- WHAT NEEDS TO BE DONE
Before printing the listing, strip out its pictures and keep everything else exact.
[Start of Attachment]
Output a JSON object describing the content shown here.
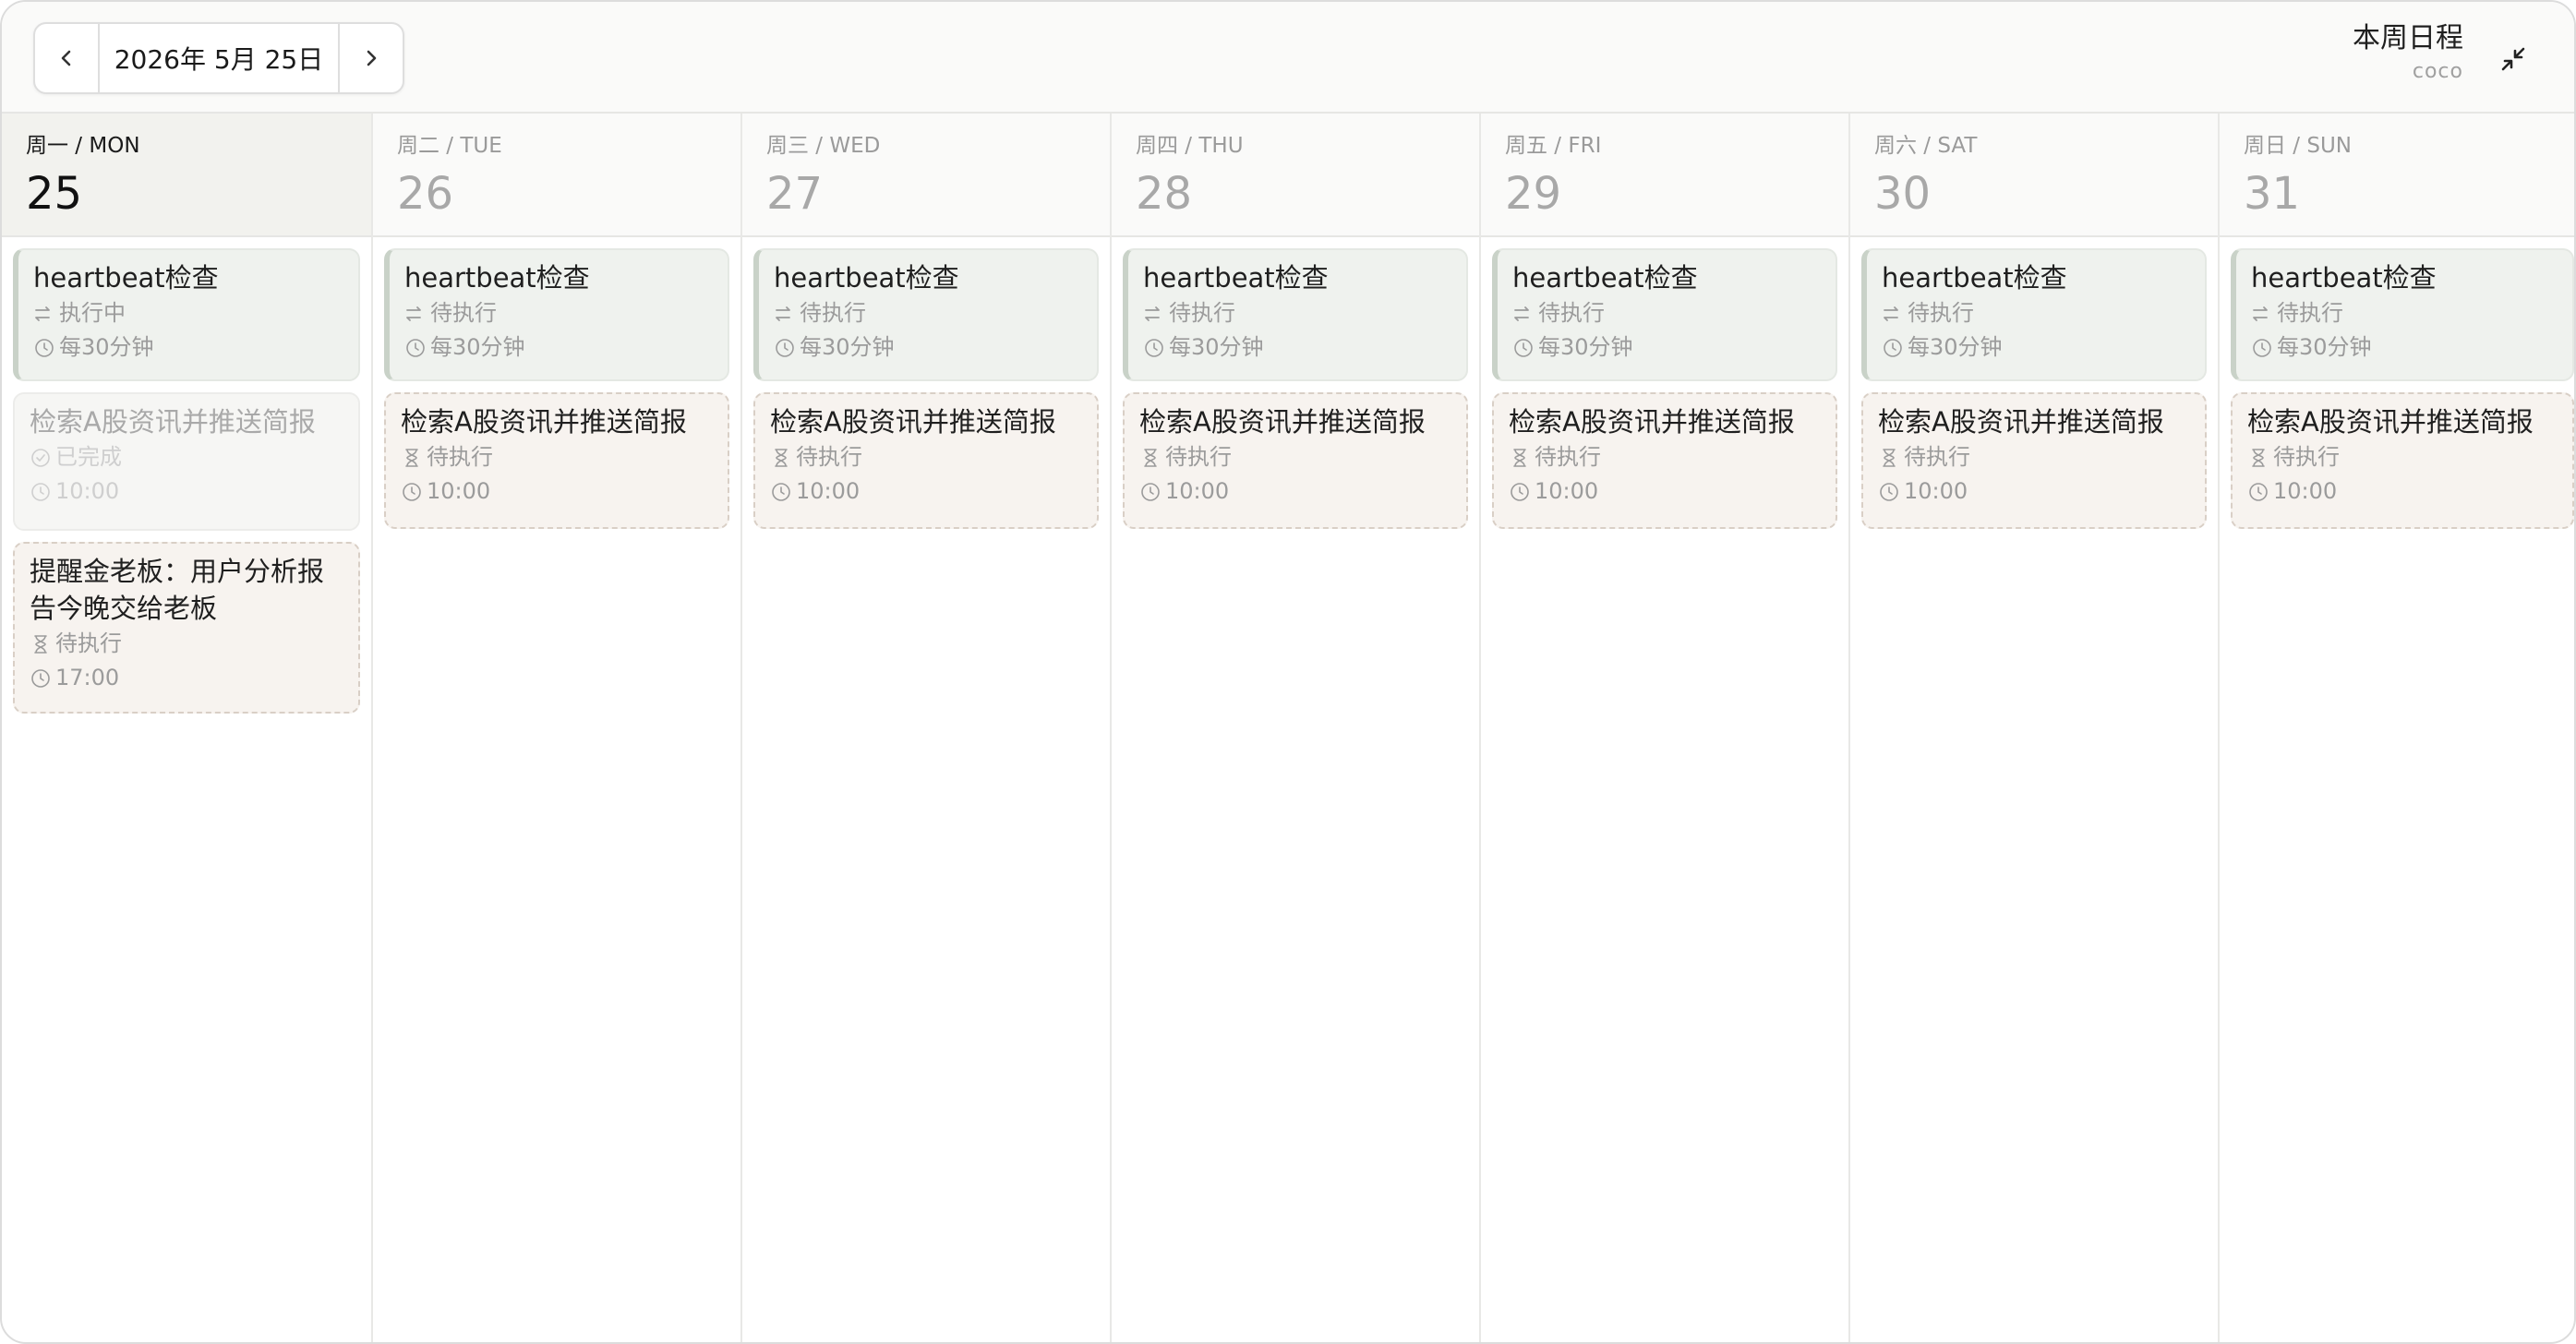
{
  "header": {
    "prev_label": "<",
    "next_label": ">",
    "date_label": "2026年 5月 25日",
    "title": "本周日程",
    "subtitle": "coco",
    "collapse_icon": "collapse-arrows-icon"
  },
  "colors": {
    "recurring_bg": "#eff2ee",
    "pending_bg": "#f7f3ef",
    "pending_border": "#d9cfc6",
    "today_header_bg": "#f2f2ee"
  },
  "days": [
    {
      "weekday": "周一 / MON",
      "date": "25",
      "today": true,
      "tasks": [
        {
          "kind": "recurring",
          "title": "heartbeat检查",
          "status": "执行中",
          "status_icon": "repeat-icon",
          "schedule": "每30分钟"
        },
        {
          "kind": "done",
          "title": "检索A股资讯并推送简报",
          "status": "已完成",
          "status_icon": "check-circle-icon",
          "schedule": "10:00"
        },
        {
          "kind": "pending",
          "title": "提醒金老板：用户分析报告今晚交给老板",
          "status": "待执行",
          "status_icon": "hourglass-icon",
          "schedule": "17:00",
          "tall": true
        }
      ]
    },
    {
      "weekday": "周二 / TUE",
      "date": "26",
      "today": false,
      "tasks": [
        {
          "kind": "recurring",
          "title": "heartbeat检查",
          "status": "待执行",
          "status_icon": "repeat-icon",
          "schedule": "每30分钟"
        },
        {
          "kind": "pending",
          "title": "检索A股资讯并推送简报",
          "status": "待执行",
          "status_icon": "hourglass-icon",
          "schedule": "10:00"
        }
      ]
    },
    {
      "weekday": "周三 / WED",
      "date": "27",
      "today": false,
      "tasks": [
        {
          "kind": "recurring",
          "title": "heartbeat检查",
          "status": "待执行",
          "status_icon": "repeat-icon",
          "schedule": "每30分钟"
        },
        {
          "kind": "pending",
          "title": "检索A股资讯并推送简报",
          "status": "待执行",
          "status_icon": "hourglass-icon",
          "schedule": "10:00"
        }
      ]
    },
    {
      "weekday": "周四 / THU",
      "date": "28",
      "today": false,
      "tasks": [
        {
          "kind": "recurring",
          "title": "heartbeat检查",
          "status": "待执行",
          "status_icon": "repeat-icon",
          "schedule": "每30分钟"
        },
        {
          "kind": "pending",
          "title": "检索A股资讯并推送简报",
          "status": "待执行",
          "status_icon": "hourglass-icon",
          "schedule": "10:00"
        }
      ]
    },
    {
      "weekday": "周五 / FRI",
      "date": "29",
      "today": false,
      "tasks": [
        {
          "kind": "recurring",
          "title": "heartbeat检查",
          "status": "待执行",
          "status_icon": "repeat-icon",
          "schedule": "每30分钟"
        },
        {
          "kind": "pending",
          "title": "检索A股资讯并推送简报",
          "status": "待执行",
          "status_icon": "hourglass-icon",
          "schedule": "10:00"
        }
      ]
    },
    {
      "weekday": "周六 / SAT",
      "date": "30",
      "today": false,
      "tasks": [
        {
          "kind": "recurring",
          "title": "heartbeat检查",
          "status": "待执行",
          "status_icon": "repeat-icon",
          "schedule": "每30分钟"
        },
        {
          "kind": "pending",
          "title": "检索A股资讯并推送简报",
          "status": "待执行",
          "status_icon": "hourglass-icon",
          "schedule": "10:00"
        }
      ]
    },
    {
      "weekday": "周日 / SUN",
      "date": "31",
      "today": false,
      "tasks": [
        {
          "kind": "recurring",
          "title": "heartbeat检查",
          "status": "待执行",
          "status_icon": "repeat-icon",
          "schedule": "每30分钟"
        },
        {
          "kind": "pending",
          "title": "检索A股资讯并推送简报",
          "status": "待执行",
          "status_icon": "hourglass-icon",
          "schedule": "10:00"
        }
      ]
    }
  ]
}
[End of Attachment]
- RESPONSE TO THIS TASK
Output a JSON object describing the content shown here.
{
  "header": {
    "prev_label": "<",
    "next_label": ">",
    "date_label": "2026年 5月 25日",
    "title": "本周日程",
    "subtitle": "coco",
    "collapse_icon": "collapse-arrows-icon"
  },
  "colors": {
    "recurring_bg": "#eff2ee",
    "pending_bg": "#f7f3ef",
    "pending_border": "#d9cfc6",
    "today_header_bg": "#f2f2ee"
  },
  "days": [
    {
      "weekday": "周一 / MON",
      "date": "25",
      "today": true,
      "tasks": [
        {
          "kind": "recurring",
          "title": "heartbeat检查",
          "status": "执行中",
          "status_icon": "repeat-icon",
          "schedule": "每30分钟"
        },
        {
          "kind": "done",
          "title": "检索A股资讯并推送简报",
          "status": "已完成",
          "status_icon": "check-circle-icon",
          "schedule": "10:00"
        },
        {
          "kind": "pending",
          "title": "提醒金老板：用户分析报告今晚交给老板",
          "status": "待执行",
          "status_icon": "hourglass-icon",
          "schedule": "17:00",
          "tall": true
        }
      ]
    },
    {
      "weekday": "周二 / TUE",
      "date": "26",
      "today": false,
      "tasks": [
        {
          "kind": "recurring",
          "title": "heartbeat检查",
          "status": "待执行",
          "status_icon": "repeat-icon",
          "schedule": "每30分钟"
        },
        {
          "kind": "pending",
          "title": "检索A股资讯并推送简报",
          "status": "待执行",
          "status_icon": "hourglass-icon",
          "schedule": "10:00"
        }
      ]
    },
    {
      "weekday": "周三 / WED",
      "date": "27",
      "today": false,
      "tasks": [
        {
          "kind": "recurring",
          "title": "heartbeat检查",
          "status": "待执行",
          "status_icon": "repeat-icon",
          "schedule": "每30分钟"
        },
        {
          "kind": "pending",
          "title": "检索A股资讯并推送简报",
          "status": "待执行",
          "status_icon": "hourglass-icon",
          "schedule": "10:00"
        }
      ]
    },
    {
      "weekday": "周四 / THU",
      "date": "28",
      "today": false,
      "tasks": [
        {
          "kind": "recurring",
          "title": "heartbeat检查",
          "status": "待执行",
          "status_icon": "repeat-icon",
          "schedule": "每30分钟"
        },
        {
          "kind": "pending",
          "title": "检索A股资讯并推送简报",
          "status": "待执行",
          "status_icon": "hourglass-icon",
          "schedule": "10:00"
        }
      ]
    },
    {
      "weekday": "周五 / FRI",
      "date": "29",
      "today": false,
      "tasks": [
        {
          "kind": "recurring",
          "title": "heartbeat检查",
          "status": "待执行",
          "status_icon": "repeat-icon",
          "schedule": "每30分钟"
        },
        {
          "kind": "pending",
          "title": "检索A股资讯并推送简报",
          "status": "待执行",
          "status_icon": "hourglass-icon",
          "schedule": "10:00"
        }
      ]
    },
    {
      "weekday": "周六 / SAT",
      "date": "30",
      "today": false,
      "tasks": [
        {
          "kind": "recurring",
          "title": "heartbeat检查",
          "status": "待执行",
          "status_icon": "repeat-icon",
          "schedule": "每30分钟"
        },
        {
          "kind": "pending",
          "title": "检索A股资讯并推送简报",
          "status": "待执行",
          "status_icon": "hourglass-icon",
          "schedule": "10:00"
        }
      ]
    },
    {
      "weekday": "周日 / SUN",
      "date": "31",
      "today": false,
      "tasks": [
        {
          "kind": "recurring",
          "title": "heartbeat检查",
          "status": "待执行",
          "status_icon": "repeat-icon",
          "schedule": "每30分钟"
        },
        {
          "kind": "pending",
          "title": "检索A股资讯并推送简报",
          "status": "待执行",
          "status_icon": "hourglass-icon",
          "schedule": "10:00"
        }
      ]
    }
  ]
}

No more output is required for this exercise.